In the 1980 movie Star Wars: The Empire Strikes Back, Yoda says, “Do or do not; there is no try.” As nice of a sentiment as that is, it doesn’t apply to the scientific method. The scientific method, the cornerstone of STEM education, is about trying, a willingness to challenge original assumptions and revise a hypothesis. A researcher doesn’t know if their hypothesis will work, but the point is to test and evaluate. In class, teachers want students to take risks. Some of the most meaningful learning takes place in the context of failure, but many students are afraid of that for various reasons, such as not wanting to appear foolish or disappoint the adults in their life.
The scientific method, on the other hand, leaves open the possibility of being wrong. It involves forming an hypothesis, collecting data, testing, and analyzing results to determine whether the hypothesis is true. No matter the outcome, the scientists take the risk of being wrong or rejecting their hypothesis. This can apply to the high school history classroom. History teachers can cultivate that willingness to make mistakes, thus giving learning deeper meaning, by reimagining the history of science, reading diverse primary sources, and beginning with no end in mind.
Reimagining the history of science
In most state standards, there’s mention of scientists; AP European History includes individuals such as Copernicus, Newton, and William Harvey and their accomplishments. They’re the ones, utilizing the scientific method regarding observed phenomena, who collected data, formed theories, presented findings, and “got it right.” They’re celebrated, and rightfully so, because of their scientific contributions. To enrich and promote curiosity while removing a fear of failure, however, teachers can include examples from these scientists that did not “get it right.”
Isaac Newton, despite developing calculus, remained fascinated with alchemy, whereby he wanted to find a “philosopher’s stone” that could turn other metals into gold. Likewise, Copernicus’s theory of the heliocentric universe radically changed astronomy; however, there’s debate regarding his belief in astrology, a system that holds that planets influence human behavior. Even in discussing something more modern, such as space exploration, the Challenger disaster (1986) juxtaposes the moon landing (1969). Including both successes and failures in the history of science models for students the fact that taking risks and being wrong are part of the process.
Reading diverse primary sources
Historiography, the study of historical writing, encompasses how historians create history. The main way that historians craft a narrative is reading a diverse set of primary sources. They approach those sources with a critical focus because people deliberately mislead, are confused, or don’t have the full picture. Thus, it’s important to be mindful that any primary source might not be fully accurate. Reading varying, and often contradictory, primary sources mirrors the approach of the scientific method by continuously retesting and reevaluating, in light of evidence, assumptions about the past.

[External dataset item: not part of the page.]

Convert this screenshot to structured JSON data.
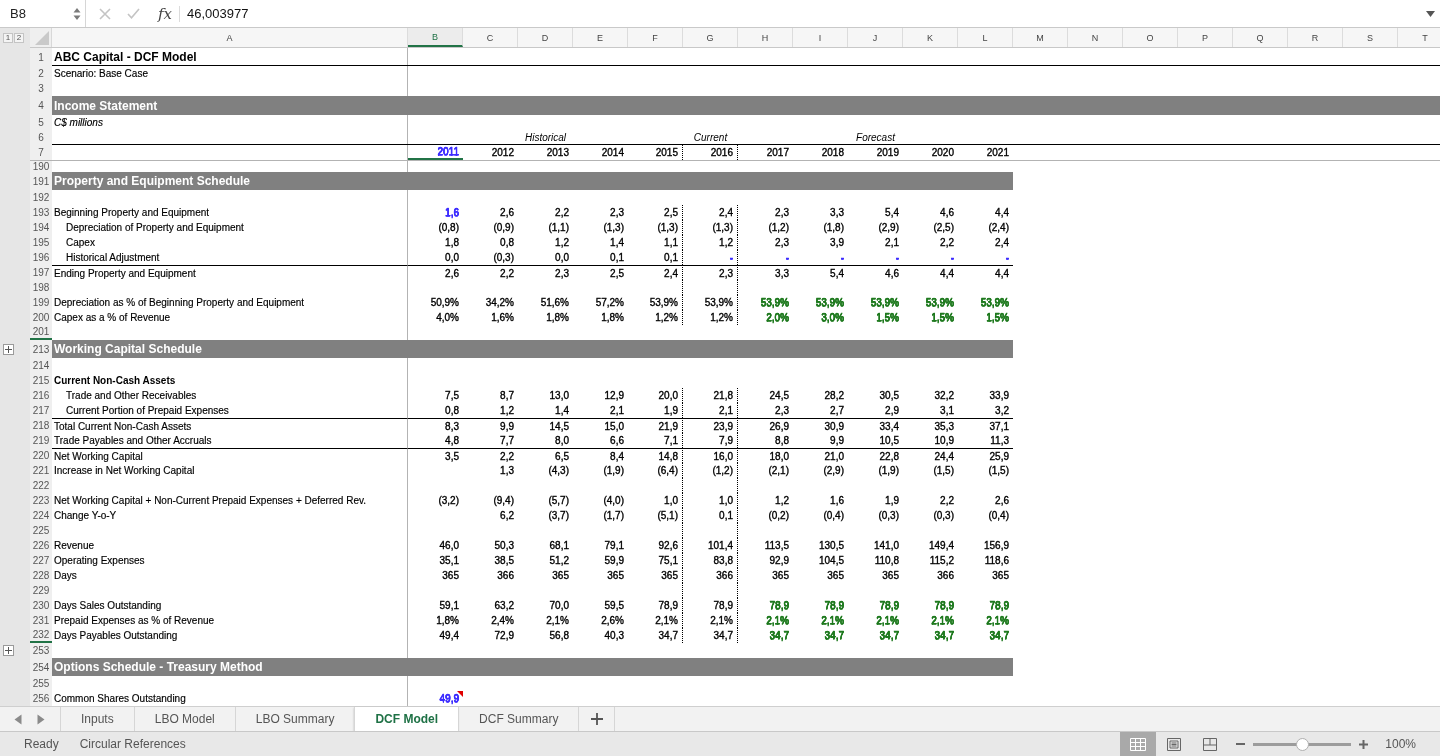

For example, there was a question in a past AP U.S. History exam that contrasted views on the American Revolution between John Adams and Benjamin Rush. Adams stated that the revolution had nothing to do with the actual war, but rather it was the process leading up to the “shot heard round the world.” Rush, however, believed that the revolution occurred after the war with the creation of the U.S. Constitution and establishing a federal government. Having students examine two different views on the American Revolution promotes a scientific approach to the past by reevaluating one hypothesis that the revolution was the war against Britain and not something more ideologically complicated.
No end in mind
Throughout my career as an educator, I’ve consistently been told to “begin with the end in mind.” Certainly, teachers should have an objective and goal for each lesson. With high-stakes testing, teachers need a laser focus on their curricula. Scientists, to start the scientific method, do form hypotheses when conducting experiments; however, they also have freedom to be surprised by data and form new conclusions. There’s always a willingness to change one’s mind in light of new evidence. In this way, there really is not a particular end in mind because there is no end in science.
In that regard, students can remove the fear of being wrong because there isn’t a definitive right answer. History teachers can model this idea by highlighting different interpretations of the past. For example, historians of the 1950s might have viewed the 1920s as “roaring,” whereas historians today focus on the inequality of that era. Changing interpretations are often the result of the discovery of new sources and contemporary historians’ bringing their own values and perspectives to primary sources. They mirror the scientific method in how it does not end.
History isn’t a list of facts. It’s an interpretation of the past, and interpretations can change. Similarly, the scientific method includes critical analysis of data and an openness to be wrong. Both historical inquiry and scientific research employ similar skills, and that can enrich learning experiences for students. This promotes a willingness to be wrong, making the classroom safer for students to take academic risks.